= Activity =
Gather every line below where "icon" appears.

= Items from an interface collection =
━━━━━━━━━━━━━━━━━━━━

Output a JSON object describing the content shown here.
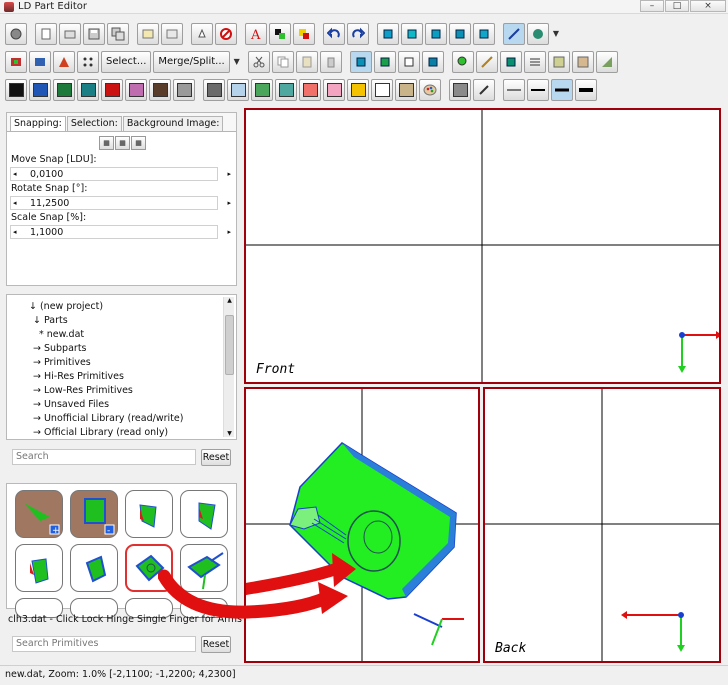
{
  "window": {
    "title": "LD Part Editor",
    "buttons": [
      "–",
      "□",
      "×"
    ]
  },
  "toolbar2": {
    "select_label": "Select...",
    "merge_label": "Merge/Split..."
  },
  "colors": {
    "swatches": [
      "#111111",
      "#1f55b5",
      "#1e7a3a",
      "#1a7f85",
      "#cc1111",
      "#c06db0",
      "#5a3c2a",
      "#9a9a9a",
      "#6a6a6a",
      "#b4d2ea",
      "#49a65a",
      "#4fa8a0",
      "#f0706a",
      "#f2a4c0",
      "#f5c200",
      "#ffffff",
      "#c9b48a"
    ],
    "accent_frame": "#a0000a",
    "model_green": "#20ee20",
    "arrow_red": "#e01010"
  },
  "snapping": {
    "tabs": [
      "Snapping:",
      "Selection:",
      "Background Image:"
    ],
    "move_label": "Move Snap [LDU]:",
    "move_value": "0,0100",
    "rotate_label": "Rotate Snap [°]:",
    "rotate_value": "11,2500",
    "scale_label": "Scale Snap [%]:",
    "scale_value": "1,1000"
  },
  "tree": {
    "items": [
      "↓ (new project)",
      "↓ Parts",
      "* new.dat",
      "→ Subparts",
      "→ Primitives",
      "→ Hi-Res Primitives",
      "→ Low-Res Primitives",
      "→ Unsaved Files",
      "→ Unofficial Library (read/write)",
      "→ Official Library (read only)"
    ]
  },
  "search": {
    "placeholder": "Search",
    "reset_label": "Reset"
  },
  "primitives": {
    "selected_description": "clh3.dat - Click Lock Hinge Single Finger for Arms",
    "search_placeholder": "Search Primitives",
    "reset_label": "Reset"
  },
  "viewports": {
    "front_label": "Front",
    "back_label": "Back"
  },
  "status": {
    "text": "new.dat, Zoom: 1.0% [-2,1100; -1,2200; 4,2300]"
  }
}
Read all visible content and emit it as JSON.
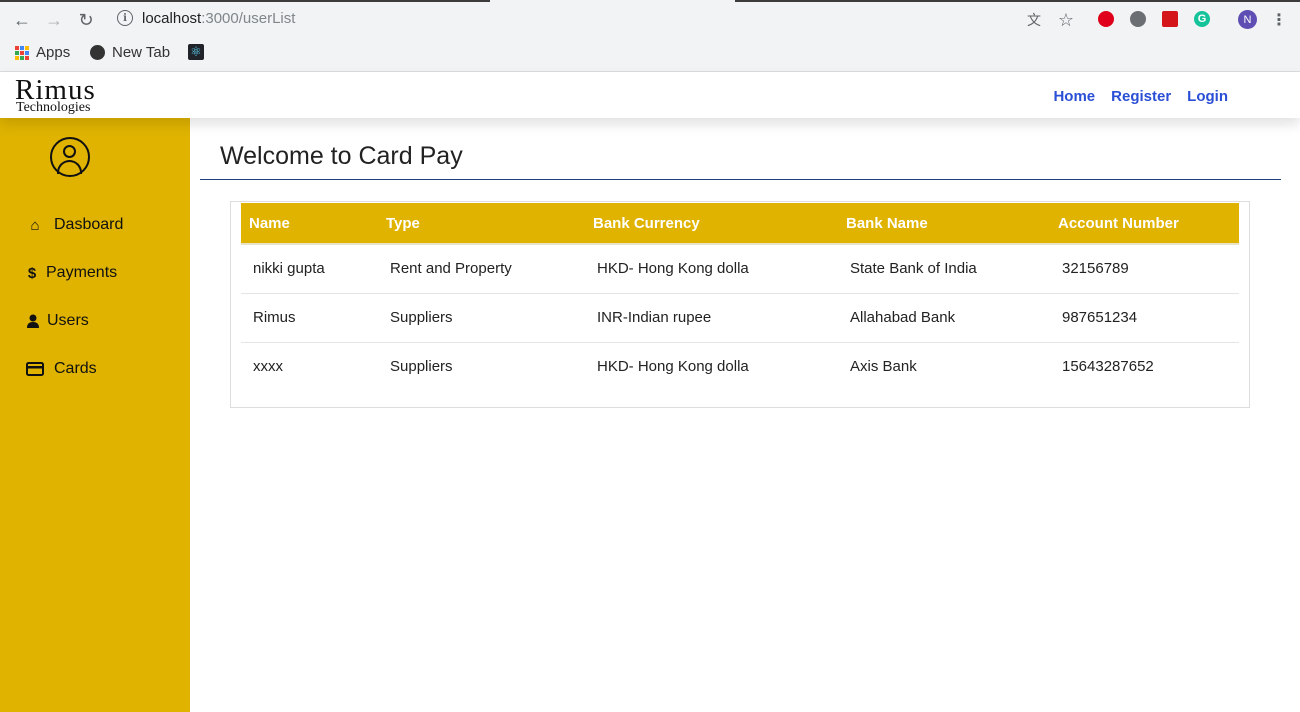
{
  "browser": {
    "url_host": "localhost",
    "url_path": ":3000/userList",
    "bookmarks": [
      {
        "label": "Apps",
        "icon": "apps-grid-icon"
      },
      {
        "label": "New Tab",
        "icon": "globe-icon"
      },
      {
        "label": "",
        "icon": "react-icon"
      }
    ],
    "profile_initial": "N"
  },
  "header": {
    "logo_main": "Rimus",
    "logo_sub": "Technologies",
    "nav": [
      "Home",
      "Register",
      "Login"
    ],
    "nav_color": "#2a4fd6"
  },
  "sidebar": {
    "color": "#dfb300",
    "items": [
      {
        "label": "Dasboard",
        "icon": "home-icon"
      },
      {
        "label": "Payments",
        "icon": "dollar-icon"
      },
      {
        "label": "Users",
        "icon": "user-icon"
      },
      {
        "label": "Cards",
        "icon": "credit-card-icon"
      }
    ]
  },
  "main": {
    "title": "Welcome to Card Pay",
    "table": {
      "headers": [
        "Name",
        "Type",
        "Bank Currency",
        "Bank Name",
        "Account Number"
      ],
      "rows": [
        [
          "nikki gupta",
          "Rent and Property",
          "HKD- Hong Kong dolla",
          "State Bank of India",
          "32156789"
        ],
        [
          "Rimus",
          "Suppliers",
          "INR-Indian rupee",
          "Allahabad Bank",
          "987651234"
        ],
        [
          "xxxx",
          "Suppliers",
          "HKD- Hong Kong dolla",
          "Axis Bank",
          "15643287652"
        ]
      ]
    }
  }
}
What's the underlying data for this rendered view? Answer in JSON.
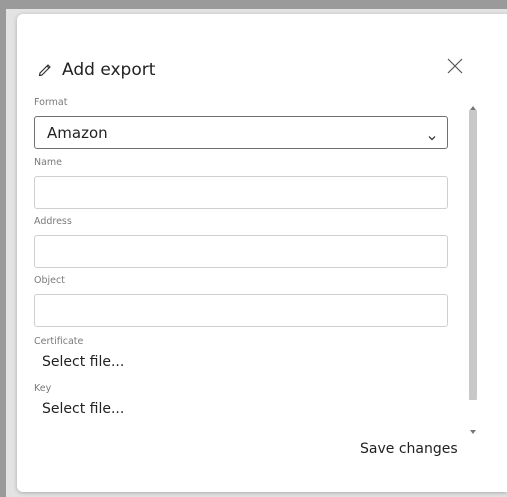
{
  "dialog": {
    "title": "Add export",
    "title_icon": "pencil-icon",
    "close_icon": "close-icon"
  },
  "form": {
    "format_label": "Format",
    "format_value": "Amazon",
    "name_label": "Name",
    "name_value": "",
    "address_label": "Address",
    "address_value": "",
    "object_label": "Object",
    "object_value": "",
    "certificate_label": "Certificate",
    "certificate_file": "Select file...",
    "key_label": "Key",
    "key_file": "Select file..."
  },
  "footer": {
    "save_label": "Save changes"
  },
  "colors": {
    "backdrop": "#9a9a9a",
    "modal_bg": "#ffffff",
    "border": "#cfcfcf",
    "label": "#7a7a7a"
  }
}
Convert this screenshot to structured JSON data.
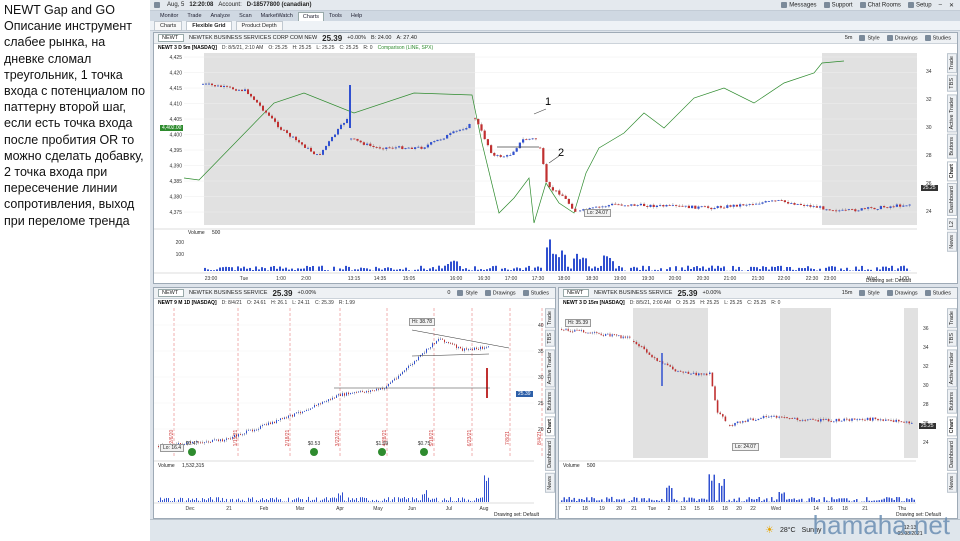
{
  "note": "NEWT Gap and GO Описание инструмент слабее рынка, на дневке сломал треугольник, 1 точка входа с потенциалом по паттерну второй шаг, если есть точка входа после пробития OR то можно сделать добавку, 2 точка  входа при пересечение линии сопротивления, выход при переломе тренда",
  "titlebar": {
    "date": "Aug, 5",
    "time": "12:20:08",
    "account_label": "Account:",
    "account": "D-18577800 (canadian)",
    "messages": "Messages",
    "support": "Support",
    "chat": "Chat Rooms",
    "setup": "Setup"
  },
  "menu": [
    "Monitor",
    "Trade",
    "Analyze",
    "Scan",
    "MarketWatch",
    "Charts",
    "Tools",
    "Help"
  ],
  "subtabs": [
    "Charts",
    "Flexible Grid",
    "Product Depth"
  ],
  "top": {
    "symbol": "NEWT",
    "company": "NEWTEK BUSINESS SERVICES CORP COM NEW",
    "price": "25.39",
    "chg": "+0.00%",
    "bid": "B: 24.00",
    "ask": "A: 27.40",
    "style": "Style",
    "drawings": "Drawings",
    "studies": "Studies",
    "range": "5m",
    "status": {
      "title": "NEWT 3 D 5m [NASDAQ]",
      "d": "D: 8/5/21, 2:10 AM",
      "o": "O: 25.25",
      "h": "H: 25.25",
      "l": "L: 25.25",
      "c": "C: 25.25",
      "r": "R: 0",
      "cmp": "Comparison (LINE, SPX)"
    },
    "yaxis": [
      "4,425",
      "4,420",
      "4,415",
      "4,410",
      "4,405",
      "4,400",
      "4,395",
      "4,390",
      "4,385",
      "4,380",
      "4,375"
    ],
    "ryaxis": [
      "34",
      "32",
      "30",
      "28",
      "26",
      "24"
    ],
    "spx_tag": "4,402.00",
    "price_tag": "25.25",
    "lo": "Lo: 24.07",
    "xaxis": [
      "23:00",
      "Tue",
      "1:00",
      "2:00",
      "13:15",
      "14:35",
      "15:05",
      "16:00",
      "16:30",
      "17:00",
      "17:30",
      "18:00",
      "18:30",
      "19:00",
      "19:30",
      "20:00",
      "20:30",
      "21:00",
      "21:30",
      "22:00",
      "22:30",
      "23:00",
      "Wed",
      "1:00"
    ],
    "volume_label": "Volume",
    "volume_val": "500",
    "vol_axis": [
      "200",
      "100"
    ],
    "annot1": "1",
    "annot2": "2",
    "tabs": [
      "Trade",
      "TBS",
      "Active Trader",
      "Buttons",
      "Chart",
      "Dashboard",
      "L2",
      "News"
    ],
    "drawing_set": "Drawing set: Default"
  },
  "bl": {
    "symbol": "NEWT",
    "company": "NEWTEK BUSINESS SERVICE",
    "price": "25.39",
    "chg": "+0.00%",
    "range": "0",
    "status": {
      "title": "NEWT 9 M 1D [NASDAQ]",
      "d": "D: 8/4/21",
      "o": "O: 24.61",
      "h": "H: 26.1",
      "l": "L: 24.11",
      "c": "C: 25.39",
      "r": "R: 1.99"
    },
    "hi": "Hi: 38.78",
    "lo": "Lo: 16.4",
    "price_tag": "25.39",
    "yaxis": [
      "40",
      "35",
      "30",
      "25",
      "20"
    ],
    "xaxis": [
      "Dec",
      "21",
      "Feb",
      "Mar",
      "Apr",
      "May",
      "Jun",
      "Jul",
      "Aug"
    ],
    "events": [
      "12/6/20",
      "1/15/21",
      "2/18/21",
      "3/22/21",
      "4/28/21",
      "5/18/21",
      "6/23/21",
      "7/8/21",
      "8/4/21"
    ],
    "divs": [
      "$0.47",
      "$0.53",
      "$1.09",
      "$0.75"
    ],
    "volume_label": "Volume",
    "volume_val": "1,532,315",
    "vol_axis": [
      "<thousan"
    ],
    "drawing_set": "Drawing set: Default",
    "tabs": [
      "Trade",
      "TBS",
      "Active Trader",
      "Buttons",
      "Chart",
      "Dashboard",
      "News"
    ]
  },
  "br": {
    "symbol": "NEWT",
    "company": "NEWTEK BUSINESS SERVICE",
    "price": "25.39",
    "chg": "+0.00%",
    "range": "15m",
    "status": {
      "title": "NEWT 3 D 15m [NASDAQ]",
      "d": "D: 8/5/21, 2:00 AM",
      "o": "O: 25.25",
      "h": "H: 25.25",
      "l": "L: 25.25",
      "c": "C: 25.25",
      "r": "R: 0"
    },
    "hi": "Hi: 35.39",
    "lo": "Lo: 24.07",
    "price_tag": "25.25",
    "yaxis": [
      "36",
      "34",
      "32",
      "30",
      "28",
      "26",
      "24"
    ],
    "xaxis": [
      "17",
      "18",
      "19",
      "20",
      "21",
      "Tue",
      "2",
      "13",
      "15",
      "16",
      "18",
      "20",
      "22",
      "Wed",
      "14",
      "16",
      "18",
      "21",
      "Thu"
    ],
    "volume_label": "Volume",
    "volume_val": "500",
    "vol_axis": [
      "<thousan"
    ],
    "drawing_set": "Drawing set: Default",
    "tabs": [
      "Trade",
      "TBS",
      "Active Trader",
      "Buttons",
      "Chart",
      "Dashboard",
      "News"
    ]
  },
  "taskbar": {
    "temp": "28°C",
    "weather": "Sunny",
    "time": "12:13",
    "date": "05.08.2021"
  },
  "watermark": "hamaha.net",
  "colors": {
    "up": "#3050d0",
    "down": "#c03030",
    "line": "#2e8b2e",
    "shade": "#c8c8c8"
  }
}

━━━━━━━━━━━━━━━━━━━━

= Response =
        "icon": "apps-grid-icon"
        "icon": "globe-icon"
        "icon": "react-icon"
        "icon": "home-icon"
        "icon": "dollar-icon"
        "icon": "user-icon"
        "icon": "credit-card-icon"
    "title_icon": "pencil-icon",
    "close_icon": "close-icon"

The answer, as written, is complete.